Please Note: Blog posts are not selected, edited or screened by Seeking Alpha editors.

US and China : Reaching A Boiling Point?

It seems that the discussion between the US and China to work in tandem to support the world's economic recovery is starting to reach its boiling point. Remember that, last November, both countries went into talks to resolve the current imbalance between the West's extreme spending and the East's saving ways.

Now, the US is getting fed up on how China continues to keep its own currency, the Yuan, artificially low to give them an unfair advantage in trade. China has a pretty devious strategy to ensure that the value of the Yuan stays low relative to the US dollar. They have been stocking up piles and piles of greenbacks for almost a decade now! In fact, its total dollar reserves amount to $2.4 trillion to date.

Earlier this week, US President Barack Obama asked China to take on a more market-oriented policy with regards to its currency. In other words, the US wants China to “un-peg” its currency to the dollar.

How did China react to these accusations?
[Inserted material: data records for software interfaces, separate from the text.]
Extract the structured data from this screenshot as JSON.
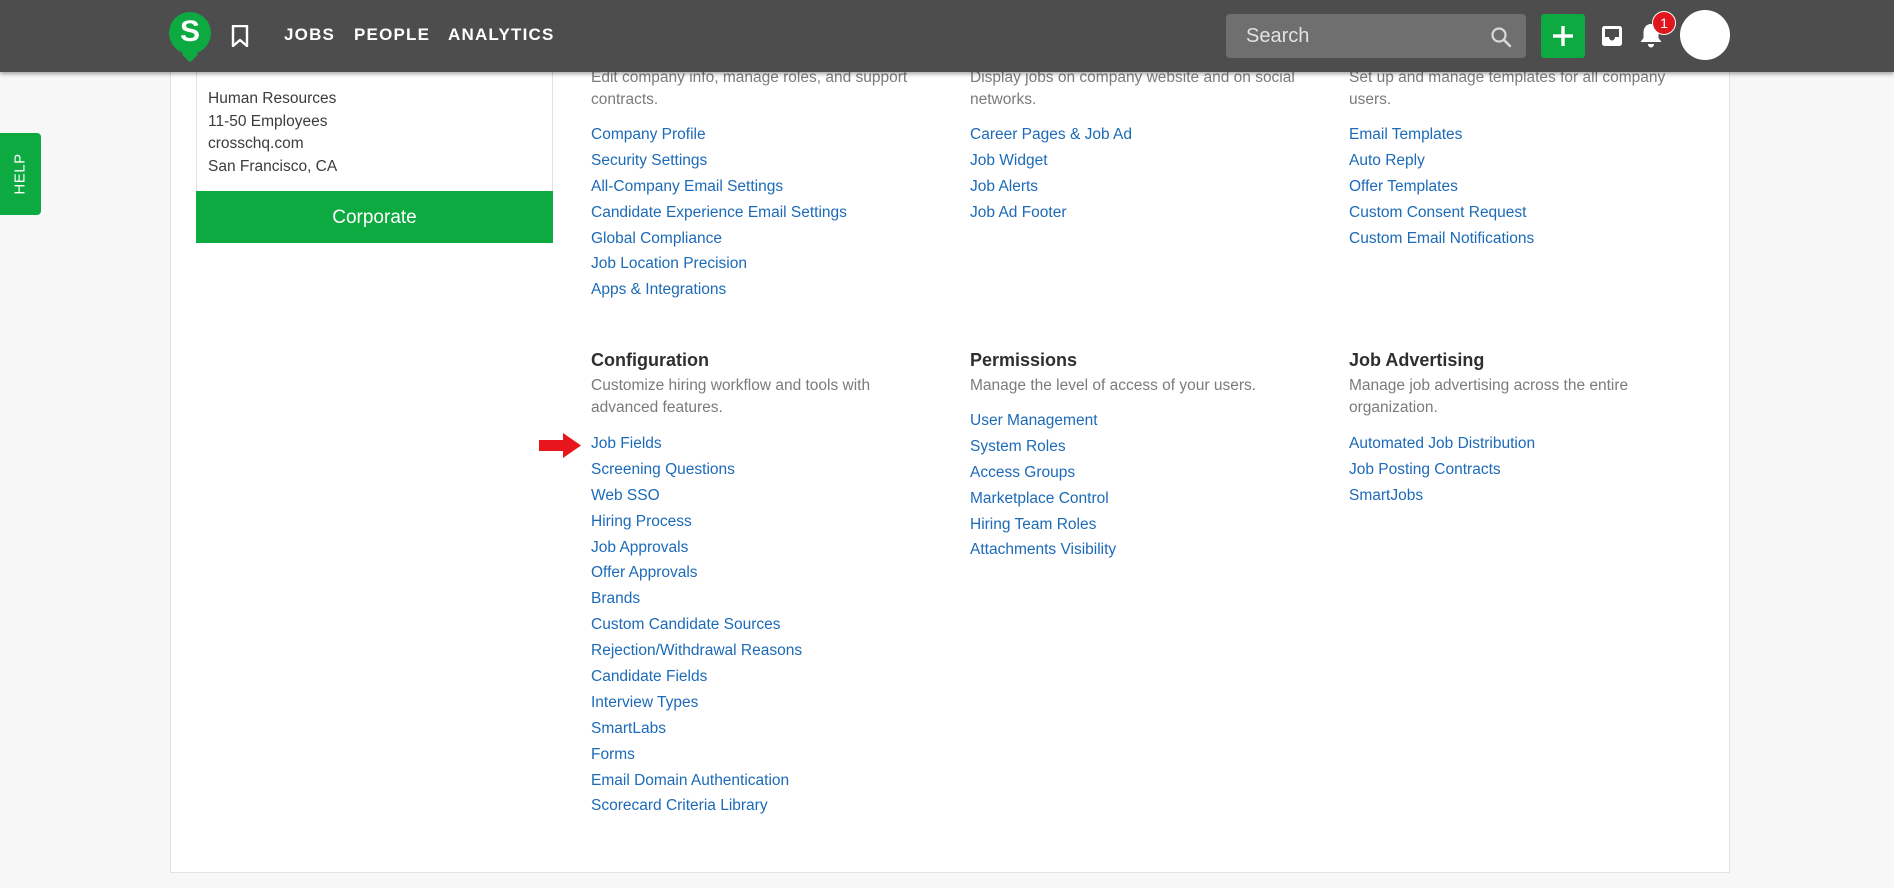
{
  "topbar": {
    "logo_letter": "S",
    "nav": [
      "JOBS",
      "PEOPLE",
      "ANALYTICS"
    ],
    "search_placeholder": "Search",
    "notification_count": "1"
  },
  "help_label": "HELP",
  "company": {
    "lines": [
      "Human Resources",
      "11-50 Employees",
      "crosschq.com",
      "San Francisco, CA"
    ],
    "button_label": "Corporate"
  },
  "sections": {
    "company_top": {
      "desc": "Edit company info, manage roles, and support contracts.",
      "links": [
        "Company Profile",
        "Security Settings",
        "All-Company Email Settings",
        "Candidate Experience Email Settings",
        "Global Compliance",
        "Job Location Precision",
        "Apps & Integrations"
      ]
    },
    "career_top": {
      "desc": "Display jobs on company website and on social networks.",
      "links": [
        "Career Pages & Job Ad",
        "Job Widget",
        "Job Alerts",
        "Job Ad Footer"
      ]
    },
    "templates_top": {
      "desc": "Set up and manage templates for all company users.",
      "links": [
        "Email Templates",
        "Auto Reply",
        "Offer Templates",
        "Custom Consent Request",
        "Custom Email Notifications"
      ]
    },
    "configuration": {
      "title": "Configuration",
      "desc": "Customize hiring workflow and tools with advanced features.",
      "links": [
        "Job Fields",
        "Screening Questions",
        "Web SSO",
        "Hiring Process",
        "Job Approvals",
        "Offer Approvals",
        "Brands",
        "Custom Candidate Sources",
        "Rejection/Withdrawal Reasons",
        "Candidate Fields",
        "Interview Types",
        "SmartLabs",
        "Forms",
        "Email Domain Authentication",
        "Scorecard Criteria Library"
      ]
    },
    "permissions": {
      "title": "Permissions",
      "desc": "Manage the level of access of your users.",
      "links": [
        "User Management",
        "System Roles",
        "Access Groups",
        "Marketplace Control",
        "Hiring Team Roles",
        "Attachments Visibility"
      ]
    },
    "job_advertising": {
      "title": "Job Advertising",
      "desc": "Manage job advertising across the entire organization.",
      "links": [
        "Automated Job Distribution",
        "Job Posting Contracts",
        "SmartJobs"
      ]
    }
  },
  "colors": {
    "topbar": "#4d4d4d",
    "brand_green": "#0caa41",
    "link_blue": "#1c6ab8",
    "badge_red": "#e0151e",
    "arrow_red": "#e8161c"
  }
}
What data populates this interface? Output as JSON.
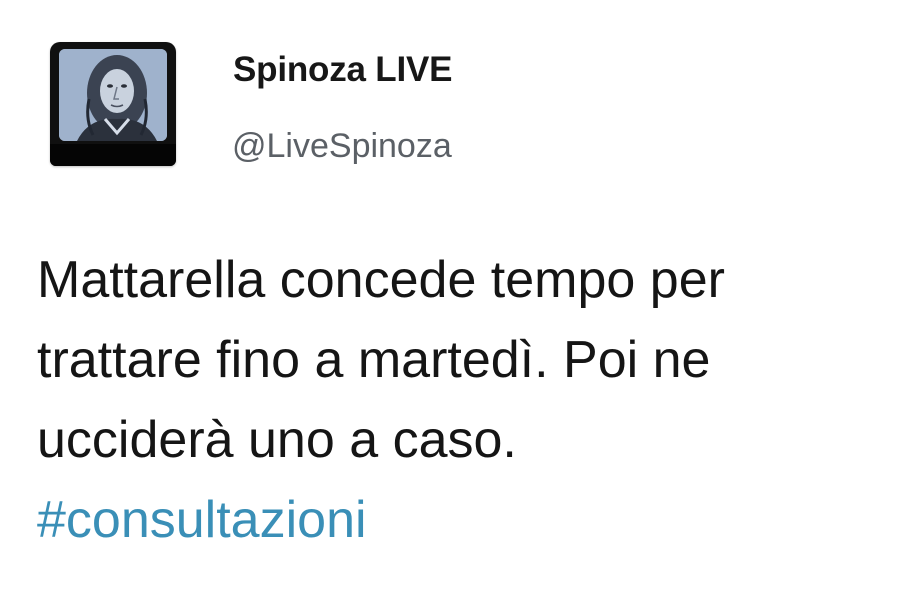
{
  "tweet": {
    "author_name": "Spinoza LIVE",
    "author_handle": "@LiveSpinoza",
    "avatar_icon": "vintage-tv-portrait-avatar",
    "text_lines": [
      "Mattarella concede tempo per",
      "trattare fino a martedì. Poi ne",
      "ucciderà uno a caso."
    ],
    "hashtag": "#consultazioni",
    "hashtag_color": "#3a8fb7"
  }
}
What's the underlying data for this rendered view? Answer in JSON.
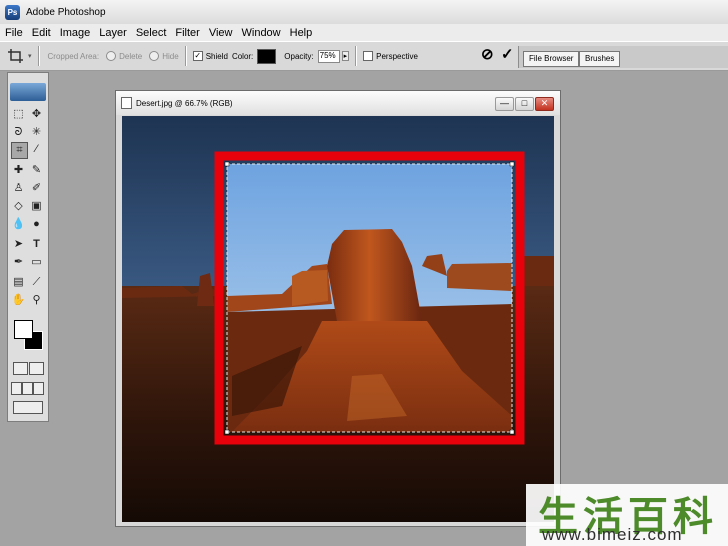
{
  "app": {
    "title": "Adobe Photoshop",
    "icon": "photoshop-app-icon"
  },
  "menu": [
    "File",
    "Edit",
    "Image",
    "Layer",
    "Select",
    "Filter",
    "View",
    "Window",
    "Help"
  ],
  "options_bar": {
    "cropped_area_label": "Cropped Area:",
    "delete_label": "Delete",
    "hide_label": "Hide",
    "shield_label": "Shield",
    "color_label": "Color:",
    "opacity_label": "Opacity:",
    "opacity_value": "75%",
    "perspective_label": "Perspective",
    "cancel_glyph": "⊘",
    "commit_glyph": "✓",
    "shield_color": "#000000"
  },
  "palette_well": {
    "tabs": [
      "File Browser",
      "Brushes"
    ]
  },
  "document": {
    "title": "Desert.jpg @ 66.7% (RGB)",
    "minimize_glyph": "—",
    "maximize_glyph": "□",
    "close_glyph": "✕"
  },
  "tools": [
    "marquee",
    "move",
    "lasso",
    "magic-wand",
    "crop",
    "slice",
    "healing",
    "brush",
    "stamp",
    "history-brush",
    "eraser",
    "gradient",
    "blur",
    "dodge",
    "path-select",
    "type",
    "pen",
    "shape",
    "notes",
    "eyedropper",
    "hand",
    "zoom"
  ],
  "highlight": {
    "color": "#e8000a"
  },
  "watermark": {
    "chars": "生活百科",
    "url": "www.bimeiz.com"
  }
}
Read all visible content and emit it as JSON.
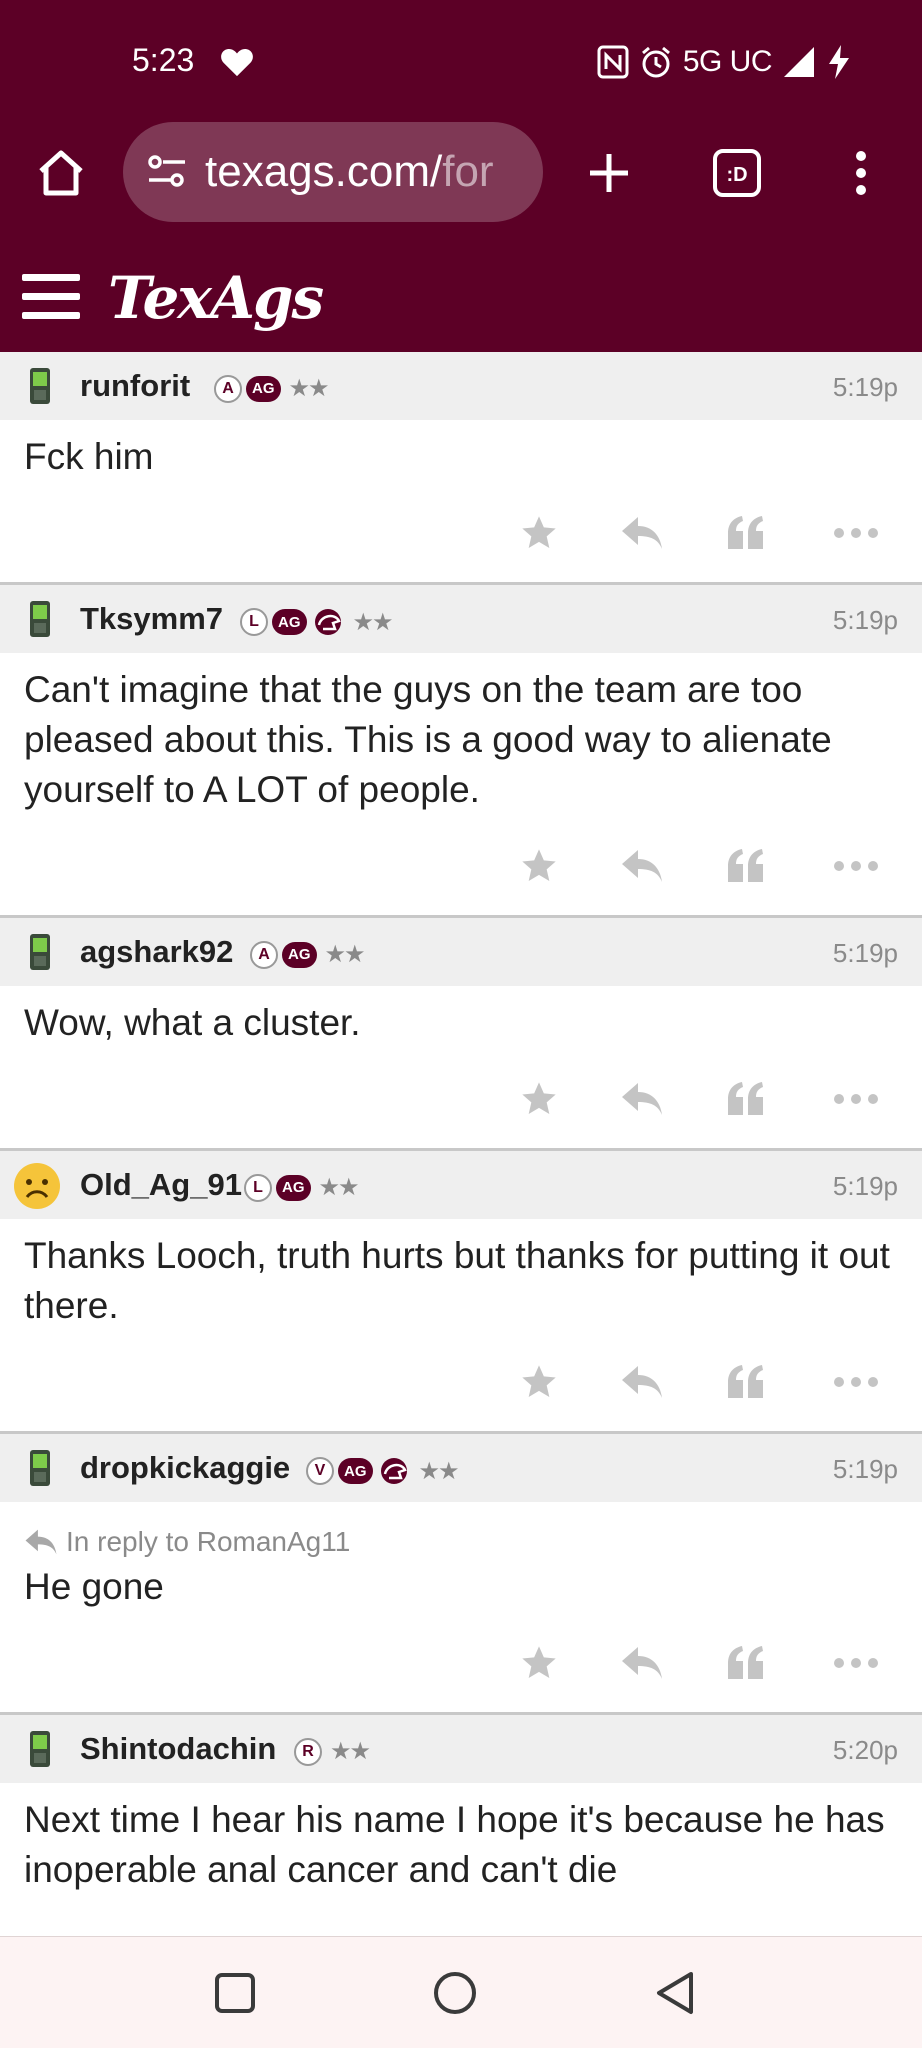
{
  "status": {
    "time": "5:23",
    "network": "5G UC"
  },
  "browser": {
    "url_main": "texags.com/",
    "url_dim": "for",
    "tab_count": ":D"
  },
  "site": {
    "logo": "TexAgs"
  },
  "posts": [
    {
      "username": "runforit",
      "badge_letter": "A",
      "badge_ag": "AG",
      "stars": "★★",
      "time": "5:19p",
      "reply_to": "",
      "body": "Fck him"
    },
    {
      "username": "Tksymm7",
      "badge_letter": "L",
      "badge_ag": "AG",
      "stars": "★★",
      "time": "5:19p",
      "reply_to": "",
      "body": "Can't imagine that the guys on the team are too pleased about this. This is a good way to alienate yourself to A LOT of people."
    },
    {
      "username": "agshark92",
      "badge_letter": "A",
      "badge_ag": "AG",
      "stars": "★★",
      "time": "5:19p",
      "reply_to": "",
      "body": "Wow, what a cluster."
    },
    {
      "username": "Old_Ag_91",
      "badge_letter": "L",
      "badge_ag": "AG",
      "stars": "★★",
      "time": "5:19p",
      "reply_to": "",
      "body": "Thanks Looch, truth hurts but thanks for putting it out there."
    },
    {
      "username": "dropkickaggie",
      "badge_letter": "V",
      "badge_ag": "AG",
      "stars": "★★",
      "time": "5:19p",
      "reply_to": "In reply to RomanAg11",
      "body": "He gone"
    },
    {
      "username": "Shintodachin",
      "badge_letter": "R",
      "badge_ag": "",
      "stars": "★★",
      "time": "5:20p",
      "reply_to": "",
      "body": "Next time I hear his name I hope it's because he has inoperable anal cancer and can't die"
    }
  ],
  "colors": {
    "brand": "#5c0026",
    "header_bg": "#efefef",
    "muted": "#8a8a8a"
  }
}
People’s Bank of China (PBOC) Vice Governor responded by saying that the PBOC was not keeping the value of the Yuan low in order to boost demand for Chinese exports. He even snapped back at the US, basically telling them to mind their own business and also saying that the US’s domestic problems are not for other countries to solve!

Naturally, this didn’t sit too well with the US politicians. Recently, lawmakers at the US Congress turned to Obama to call out China as a ‘currency manipulator’ at next month’s Treasury talks. In addition, lawmakers are reportedly proposing a bill that would give the US government more control in their efforts towards more balanced exchange rates. This could give the US government the power to impose stricter trade restrictions and tariffs on Chinese goods, which would effectively lessen demand.

Even though they risk the possibility of losing a big chunk of their exports from the US, China simply won’t back down. This shouldn’t be a surprise... In fact, it should be expected. China’s economy has been growing exponentially in the last decade, putting it on pace to pass Japan as the world’s second largest economy. In order to cement its place as a world power, China can’t show any signs of weakness, even if it means angering the mighty US.

Chinese officials argue that the US’ theory of currency rebalancing would have a major impact on the Chinese economy, and possibly even cause their economy to go through a double dip recession. Given the country’s place in the world economy, this could cause problems in other markets that rely on Chinese demand.

On the other side of the globe, the US together with its European allies were reasoning that China’s policy to purposely weaken the Yuan is causing China to monopolize the global export industry. You see, a weak Yuan makes Chinese exports relatively cheaper and more competitive. So if the US and China don’t find a middle ground, the global economy’s recovery could take a lot longer.

With China not budging despite threats from the US, the bickering between the two superpowers could get messier. The US was actually warning China that it could impose higher tariffs for China’s exports to the US. China, on the other side, could likewise hit the US back by selling some of its US treasury reserves if the US does so.

If the tension between the two continues to escalate, we could see this trade war have serious ramifications on the global economy.

Although it’s a remote possibility, let’s consider what could happen if China gives in to the pressure and removes the Yuan’s peg from the US dollar. This could result to a sudden drop in the US dollar’s value as China unloads its $2.4 trillion worth of reserves on the markets. Imagine how much of a ruckus this would cause in global trade and not to mention the currency market!

On a brighter note, global trade rebalancing could be underway once China decides to let the Yuan appreciate freely. Well, this is what the US is hoping for, right? Exports from the West, especially from the US, would then be relatively cheaper and could enjoy higher demand. China’s products, on the other hand, could suffer decreased demand. Western nations might reduce their dependence on China’s exports and focus on stimulating domestic demand for its own products.

In reality, global rebalancing won’t be that simple. China’s revaluation of the Yuan is probably just the first step in reducing the trade imbalance.